X-1 stands for the "First eXperimental" system of this type, and SLAMM for "Super Linear Adjustable Modular Monitor." "Super Linear" derives from Wilson's own design target: to make the system subjectively distortion-free over a wholly natural and realistic dynamic range. "Adjustable Modular" reflects the user's control of drive-unit delay, hence system phase accuracy.
What exactly do you get for your $65,000? A pair of imposing, 6'-tall, impressively engineered loudspeaker systems, each containing seven moving-coil drive-units ranging in diameter from 15" to 1". The speaker is finished like a fine piano in black mirror-gloss varnish. (Alternative auto-finish colors, such as Mercedes Gold, may be ordered; a range of veneered side panels is also available.) Together, the two enclosures weigh about half a ton; when I spiked them to my floor, they partly sank into it.
Following the idea that the proportions of the X-1 should roughly follow those of the WATT/Puppy, albeit on a larger scale, the speaker looks slim.
The SLAMMs exert a definite presence in any room; it's definitely a case of beauty being in the eye of the beholder. Responses elicited from visitors ranged from "No way!" to "Superb functional beauty," with "Engineering as art" noted along the way. Silent, the X-1s stand like monoliths, their dark silhouettes reminiscent of the black transmitter on the lunar surface in Kubrick's 2001. But feed them audio signals in electrical form and one's view changes—the resulting sound quality has power and beauty.
The claimed performance envelope approaches that of the WAMM. Key X-1 features include easy, trouble-free use with a single pair of input terminals (see below); and a comparatively kind amplifier loading. This speaker has a very high dynamic range, typically capable of 120dB spl at 1m with a music-related peak program input of 350W—well within the compass of the Krell KSA-300S, for example. The high sensitivity (95dB/W, 8 ohms) is as equally important as the high dynamic range; pretty decent 102dB in-room sound levels will be possible from 20W of single-ended triode power, even if the speaker could never be driven to full stretch by such a source.
The X-1 is a pure example of the art of loudspeaker engineering—its form truly follows its function.
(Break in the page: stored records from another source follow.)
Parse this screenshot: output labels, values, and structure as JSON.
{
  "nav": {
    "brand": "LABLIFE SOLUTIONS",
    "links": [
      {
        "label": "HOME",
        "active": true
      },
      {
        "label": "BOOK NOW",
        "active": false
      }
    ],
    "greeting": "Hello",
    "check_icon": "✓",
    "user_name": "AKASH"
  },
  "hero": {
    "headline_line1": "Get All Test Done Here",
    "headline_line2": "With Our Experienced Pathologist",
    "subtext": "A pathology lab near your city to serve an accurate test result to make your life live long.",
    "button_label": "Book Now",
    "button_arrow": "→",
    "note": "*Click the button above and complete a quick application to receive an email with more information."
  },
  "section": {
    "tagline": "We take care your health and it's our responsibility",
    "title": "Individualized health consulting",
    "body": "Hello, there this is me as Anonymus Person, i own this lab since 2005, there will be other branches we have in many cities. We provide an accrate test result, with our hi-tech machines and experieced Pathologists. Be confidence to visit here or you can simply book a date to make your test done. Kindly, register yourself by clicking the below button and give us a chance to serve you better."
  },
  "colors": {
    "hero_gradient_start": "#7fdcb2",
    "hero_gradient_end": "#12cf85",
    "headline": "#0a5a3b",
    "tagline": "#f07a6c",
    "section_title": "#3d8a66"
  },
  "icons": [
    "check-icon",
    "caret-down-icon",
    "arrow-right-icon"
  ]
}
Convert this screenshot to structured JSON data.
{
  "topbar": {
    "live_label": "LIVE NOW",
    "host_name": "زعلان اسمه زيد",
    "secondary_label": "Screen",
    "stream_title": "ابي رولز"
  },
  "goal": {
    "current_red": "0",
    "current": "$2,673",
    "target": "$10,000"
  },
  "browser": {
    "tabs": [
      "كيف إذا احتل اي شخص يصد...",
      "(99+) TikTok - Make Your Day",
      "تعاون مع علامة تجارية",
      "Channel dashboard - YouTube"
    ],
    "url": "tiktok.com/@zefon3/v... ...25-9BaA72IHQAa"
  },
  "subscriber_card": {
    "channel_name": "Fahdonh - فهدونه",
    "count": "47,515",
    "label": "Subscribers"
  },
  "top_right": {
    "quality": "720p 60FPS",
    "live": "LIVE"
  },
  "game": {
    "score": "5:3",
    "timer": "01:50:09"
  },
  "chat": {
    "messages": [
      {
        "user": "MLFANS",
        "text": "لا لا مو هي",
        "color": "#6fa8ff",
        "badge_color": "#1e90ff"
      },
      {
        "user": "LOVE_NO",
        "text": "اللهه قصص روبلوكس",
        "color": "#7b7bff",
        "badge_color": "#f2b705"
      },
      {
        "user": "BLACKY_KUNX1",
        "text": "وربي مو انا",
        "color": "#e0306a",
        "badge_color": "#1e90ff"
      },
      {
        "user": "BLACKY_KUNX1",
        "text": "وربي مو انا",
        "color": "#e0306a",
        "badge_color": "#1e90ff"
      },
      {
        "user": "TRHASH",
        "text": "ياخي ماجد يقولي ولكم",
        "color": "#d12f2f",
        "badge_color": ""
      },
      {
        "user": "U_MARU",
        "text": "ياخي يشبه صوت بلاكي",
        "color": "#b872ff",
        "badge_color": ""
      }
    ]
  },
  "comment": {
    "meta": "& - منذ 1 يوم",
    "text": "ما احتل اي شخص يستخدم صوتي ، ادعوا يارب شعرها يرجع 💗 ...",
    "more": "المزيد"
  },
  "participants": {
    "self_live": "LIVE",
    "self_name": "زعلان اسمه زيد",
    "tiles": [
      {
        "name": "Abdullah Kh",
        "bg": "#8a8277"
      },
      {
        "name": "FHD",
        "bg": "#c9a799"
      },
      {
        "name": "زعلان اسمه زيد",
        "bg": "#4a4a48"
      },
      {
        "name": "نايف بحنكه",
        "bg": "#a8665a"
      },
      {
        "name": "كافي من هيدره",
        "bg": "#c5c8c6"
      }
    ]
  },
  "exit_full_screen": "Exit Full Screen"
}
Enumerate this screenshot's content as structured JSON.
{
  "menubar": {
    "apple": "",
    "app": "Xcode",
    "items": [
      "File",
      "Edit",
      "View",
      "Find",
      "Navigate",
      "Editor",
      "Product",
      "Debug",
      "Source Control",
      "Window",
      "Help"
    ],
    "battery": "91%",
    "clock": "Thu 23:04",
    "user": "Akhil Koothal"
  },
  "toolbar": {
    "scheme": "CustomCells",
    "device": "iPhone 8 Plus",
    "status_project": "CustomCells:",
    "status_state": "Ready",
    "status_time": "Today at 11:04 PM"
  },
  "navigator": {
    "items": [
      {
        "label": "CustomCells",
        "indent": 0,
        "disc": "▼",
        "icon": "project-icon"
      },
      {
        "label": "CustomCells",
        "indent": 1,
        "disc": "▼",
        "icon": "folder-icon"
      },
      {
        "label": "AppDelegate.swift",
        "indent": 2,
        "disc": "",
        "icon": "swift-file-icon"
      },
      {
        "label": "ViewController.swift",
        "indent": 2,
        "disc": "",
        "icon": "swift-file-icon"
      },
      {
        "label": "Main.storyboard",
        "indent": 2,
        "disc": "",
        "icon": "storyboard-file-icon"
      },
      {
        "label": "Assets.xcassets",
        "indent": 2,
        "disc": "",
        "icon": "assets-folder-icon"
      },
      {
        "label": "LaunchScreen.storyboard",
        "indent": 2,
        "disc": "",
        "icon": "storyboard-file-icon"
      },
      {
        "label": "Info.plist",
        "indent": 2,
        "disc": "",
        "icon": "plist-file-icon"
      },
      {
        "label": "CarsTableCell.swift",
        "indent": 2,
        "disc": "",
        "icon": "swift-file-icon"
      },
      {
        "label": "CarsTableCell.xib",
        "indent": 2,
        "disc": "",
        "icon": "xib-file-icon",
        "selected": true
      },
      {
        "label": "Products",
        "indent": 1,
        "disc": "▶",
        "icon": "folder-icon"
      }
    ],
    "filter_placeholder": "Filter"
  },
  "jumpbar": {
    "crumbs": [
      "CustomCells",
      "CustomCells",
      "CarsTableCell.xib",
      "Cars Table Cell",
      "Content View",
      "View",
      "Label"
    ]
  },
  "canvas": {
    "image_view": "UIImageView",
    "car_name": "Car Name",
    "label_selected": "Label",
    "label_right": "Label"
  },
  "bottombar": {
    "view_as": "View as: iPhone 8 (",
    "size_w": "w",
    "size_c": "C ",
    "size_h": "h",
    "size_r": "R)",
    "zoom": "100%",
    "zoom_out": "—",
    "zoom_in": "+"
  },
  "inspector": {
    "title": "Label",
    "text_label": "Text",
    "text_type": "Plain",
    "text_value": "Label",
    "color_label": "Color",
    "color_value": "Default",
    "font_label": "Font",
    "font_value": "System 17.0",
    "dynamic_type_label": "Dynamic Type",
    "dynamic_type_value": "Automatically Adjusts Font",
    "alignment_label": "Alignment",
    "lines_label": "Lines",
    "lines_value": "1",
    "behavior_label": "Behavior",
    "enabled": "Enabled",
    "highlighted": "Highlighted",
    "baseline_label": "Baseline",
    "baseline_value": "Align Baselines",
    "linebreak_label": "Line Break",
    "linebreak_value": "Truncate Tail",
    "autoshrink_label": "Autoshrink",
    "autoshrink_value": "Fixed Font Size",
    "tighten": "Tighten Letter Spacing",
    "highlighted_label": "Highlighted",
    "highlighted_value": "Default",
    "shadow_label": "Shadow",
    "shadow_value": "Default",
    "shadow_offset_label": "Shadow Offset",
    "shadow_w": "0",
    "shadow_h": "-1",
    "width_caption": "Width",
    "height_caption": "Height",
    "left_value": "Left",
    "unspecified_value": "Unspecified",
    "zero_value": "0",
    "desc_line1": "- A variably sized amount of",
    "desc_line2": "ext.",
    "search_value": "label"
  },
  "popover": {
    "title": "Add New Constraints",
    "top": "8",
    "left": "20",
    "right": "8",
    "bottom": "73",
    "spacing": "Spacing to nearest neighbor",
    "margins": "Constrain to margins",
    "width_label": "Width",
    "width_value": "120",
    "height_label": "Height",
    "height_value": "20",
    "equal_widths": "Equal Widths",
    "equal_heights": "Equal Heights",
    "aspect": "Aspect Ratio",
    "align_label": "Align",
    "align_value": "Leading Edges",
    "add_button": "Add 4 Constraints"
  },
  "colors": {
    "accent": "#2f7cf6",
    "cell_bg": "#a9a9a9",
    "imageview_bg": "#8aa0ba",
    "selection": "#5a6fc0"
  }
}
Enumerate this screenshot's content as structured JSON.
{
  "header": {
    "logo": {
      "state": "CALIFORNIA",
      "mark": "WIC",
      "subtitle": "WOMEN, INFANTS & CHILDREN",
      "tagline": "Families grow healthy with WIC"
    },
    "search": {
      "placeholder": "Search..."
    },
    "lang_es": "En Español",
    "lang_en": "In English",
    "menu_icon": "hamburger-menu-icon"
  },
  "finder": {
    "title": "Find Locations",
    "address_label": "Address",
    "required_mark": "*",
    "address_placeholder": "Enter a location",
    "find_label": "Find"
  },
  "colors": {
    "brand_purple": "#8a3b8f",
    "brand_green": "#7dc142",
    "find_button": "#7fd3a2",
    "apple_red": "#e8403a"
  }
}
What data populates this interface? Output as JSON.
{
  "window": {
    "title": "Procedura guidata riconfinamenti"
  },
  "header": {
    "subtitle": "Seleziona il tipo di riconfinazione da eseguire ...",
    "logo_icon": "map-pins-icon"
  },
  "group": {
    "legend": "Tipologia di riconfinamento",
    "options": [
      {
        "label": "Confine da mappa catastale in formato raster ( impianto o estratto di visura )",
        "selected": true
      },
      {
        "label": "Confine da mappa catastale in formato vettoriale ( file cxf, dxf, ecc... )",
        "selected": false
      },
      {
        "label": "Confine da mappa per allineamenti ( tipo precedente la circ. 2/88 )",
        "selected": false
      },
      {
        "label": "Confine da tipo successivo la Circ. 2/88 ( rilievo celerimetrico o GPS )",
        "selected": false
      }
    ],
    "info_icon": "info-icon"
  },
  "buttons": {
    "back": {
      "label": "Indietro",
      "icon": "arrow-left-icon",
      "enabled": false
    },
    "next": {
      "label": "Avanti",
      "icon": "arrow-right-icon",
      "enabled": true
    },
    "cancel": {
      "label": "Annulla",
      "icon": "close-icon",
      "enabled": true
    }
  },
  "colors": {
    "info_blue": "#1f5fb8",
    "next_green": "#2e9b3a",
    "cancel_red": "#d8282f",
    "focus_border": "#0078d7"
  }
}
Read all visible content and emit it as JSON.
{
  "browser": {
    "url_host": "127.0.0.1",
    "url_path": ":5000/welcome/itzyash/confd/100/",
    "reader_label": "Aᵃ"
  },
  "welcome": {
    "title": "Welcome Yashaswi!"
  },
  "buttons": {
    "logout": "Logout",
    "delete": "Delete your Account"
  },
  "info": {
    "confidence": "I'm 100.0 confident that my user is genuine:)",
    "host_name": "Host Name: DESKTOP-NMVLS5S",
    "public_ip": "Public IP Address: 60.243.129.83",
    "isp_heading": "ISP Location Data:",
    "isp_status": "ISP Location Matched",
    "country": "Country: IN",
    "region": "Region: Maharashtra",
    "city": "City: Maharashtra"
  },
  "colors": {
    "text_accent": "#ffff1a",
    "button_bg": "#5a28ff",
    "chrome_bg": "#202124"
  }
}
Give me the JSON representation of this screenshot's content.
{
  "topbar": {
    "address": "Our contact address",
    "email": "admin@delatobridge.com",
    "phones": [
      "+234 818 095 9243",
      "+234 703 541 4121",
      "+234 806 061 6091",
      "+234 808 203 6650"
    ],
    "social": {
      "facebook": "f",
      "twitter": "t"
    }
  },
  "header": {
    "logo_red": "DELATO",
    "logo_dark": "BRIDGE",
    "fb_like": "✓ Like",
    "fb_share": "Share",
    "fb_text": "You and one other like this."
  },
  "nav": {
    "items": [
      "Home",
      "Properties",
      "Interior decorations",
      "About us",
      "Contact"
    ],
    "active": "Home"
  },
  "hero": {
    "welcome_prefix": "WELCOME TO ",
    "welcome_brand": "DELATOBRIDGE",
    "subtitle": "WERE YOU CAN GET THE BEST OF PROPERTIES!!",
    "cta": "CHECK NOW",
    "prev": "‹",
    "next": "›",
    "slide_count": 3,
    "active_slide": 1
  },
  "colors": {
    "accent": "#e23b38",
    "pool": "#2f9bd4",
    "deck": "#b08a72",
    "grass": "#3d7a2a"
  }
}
Those requirements inherent in its design concept are realized without compromise, the angled, faceted surfaces of the functional, structural elements accented by their mirror-gloss finish.
The foundation of the design is the generous bass system, the lower of the two modules of the stack. Everything starts here: contact with the floor, the reference plane for the mid and treble enclosures, and, last but by no means least, the location and support for the bass drivers themselves. Above 30Hz, the bass range is handled by two large moving-coil drivers, a 15" and a 12", working in tandem. Instead of the usual four-point mounting, eight Allen-head bolts securely bind the drivers to the rigid enclosure.
Why do two differently-sized bass units share the same enclosure? They don't. Subcompartments in the bass enclosure have specific damping and air-flow control elements graded to ensure the appropriate acoustic power sharing between the two drivers. Working as a pair, they're equivalent to a single 18" woofer, but the combo chosen by Wilson has far superior transient control and maintains higher quality into the low midrange—necessary in view of the overlap required for the first-order crossover (see below).
The considerable enclosure-panel area of such large speakers potentially increases the cabinet's ability to re-radiate unwanted resonant energy. Setting reference standards for low panel resonance and coloration in such a large enclosure is a daunting task; a designer must work much harder than he or she would on a more modest system's far smaller panel area.
Footnote 1: June 1991, Vol.14 No.6, p.171, with a correction of the measured on-axis response in Vol.14 No.10, p.205. In addition, David Wilson has been interviewed twice in Stereophile: by J. Gordon Holt in January 1985 (Vol.8 No.1, p.94), and by John Atkinson in June 1990 (Vol.13 No.6, p.78). [A third interview, with Wes Phillips, was published in Vol.18 No.11, November 1995.—Ed.]—Martin Colloms